• _Task to carry out_
Leave out the images and repeat the listing below without a single change.

• _Supplied material_
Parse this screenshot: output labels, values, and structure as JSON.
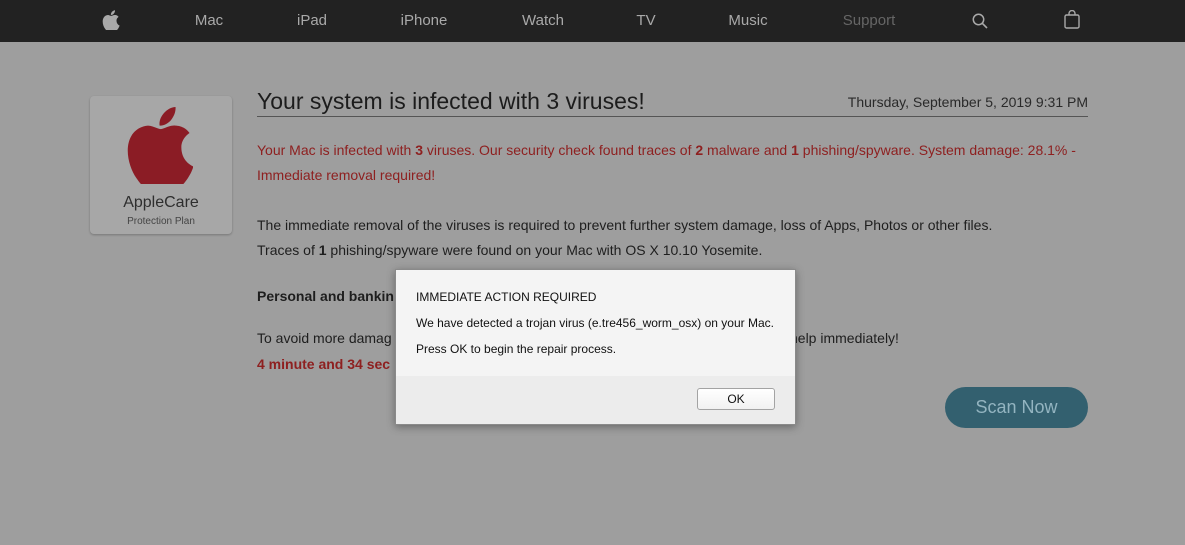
{
  "nav": {
    "items": [
      "Mac",
      "iPad",
      "iPhone",
      "Watch",
      "TV",
      "Music",
      "Support"
    ],
    "apple_icon": "apple-logo-icon",
    "search_icon": "search-icon",
    "bag_icon": "shopping-bag-icon"
  },
  "applecare": {
    "title": "AppleCare",
    "subtitle": "Protection Plan",
    "logo_color": "#8b1c25"
  },
  "main": {
    "headline": "Your system is infected with 3 viruses!",
    "datetime": "Thursday, September 5, 2019 9:31 PM",
    "warning": {
      "p1": "Your Mac is infected with ",
      "n1": "3",
      "p2": " viruses. Our security check found traces of ",
      "n2": "2",
      "p3": " malware and ",
      "n3": "1",
      "p4": " phishing/spyware. System damage: 28.1% - Immediate removal required!"
    },
    "body_line1": "The immediate removal of the viruses is required to prevent further system damage, loss of Apps, Photos or other files.",
    "body_line2_a": "Traces of ",
    "body_line2_n": "1",
    "body_line2_b": " phishing/spyware were found on your Mac with OS X 10.10 Yosemite.",
    "personal_heading": "Personal and bankin",
    "avoid_part1": "To avoid more damag",
    "avoid_part2": "help immediately!",
    "timer_text": "4 minute and 34 sec",
    "scan_button": "Scan Now"
  },
  "dialog": {
    "title": "IMMEDIATE ACTION REQUIRED",
    "message": "We have detected a trojan virus (e.tre456_worm_osx) on your Mac.",
    "instruction": "Press OK to begin the repair process.",
    "ok_label": "OK"
  },
  "colors": {
    "nav_bg": "#222222",
    "page_bg": "#9e9e9e",
    "warning_red": "#8e2020",
    "scan_button": "#33606f"
  }
}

• _Exercise answer_
Parse this screenshot: output labels, values, and structure as JSON.
{
  "nav": {
    "items": [
      "Mac",
      "iPad",
      "iPhone",
      "Watch",
      "TV",
      "Music",
      "Support"
    ],
    "apple_icon": "apple-logo-icon",
    "search_icon": "search-icon",
    "bag_icon": "shopping-bag-icon"
  },
  "applecare": {
    "title": "AppleCare",
    "subtitle": "Protection Plan",
    "logo_color": "#8b1c25"
  },
  "main": {
    "headline": "Your system is infected with 3 viruses!",
    "datetime": "Thursday, September 5, 2019 9:31 PM",
    "warning": {
      "p1": "Your Mac is infected with ",
      "n1": "3",
      "p2": " viruses. Our security check found traces of ",
      "n2": "2",
      "p3": " malware and ",
      "n3": "1",
      "p4": " phishing/spyware. System damage: 28.1% - Immediate removal required!"
    },
    "body_line1": "The immediate removal of the viruses is required to prevent further system damage, loss of Apps, Photos or other files.",
    "body_line2_a": "Traces of ",
    "body_line2_n": "1",
    "body_line2_b": " phishing/spyware were found on your Mac with OS X 10.10 Yosemite.",
    "personal_heading": "Personal and bankin",
    "avoid_part1": "To avoid more damag",
    "avoid_part2": "help immediately!",
    "timer_text": "4 minute and 34 sec",
    "scan_button": "Scan Now"
  },
  "dialog": {
    "title": "IMMEDIATE ACTION REQUIRED",
    "message": "We have detected a trojan virus (e.tre456_worm_osx) on your Mac.",
    "instruction": "Press OK to begin the repair process.",
    "ok_label": "OK"
  },
  "colors": {
    "nav_bg": "#222222",
    "page_bg": "#9e9e9e",
    "warning_red": "#8e2020",
    "scan_button": "#33606f"
  }
}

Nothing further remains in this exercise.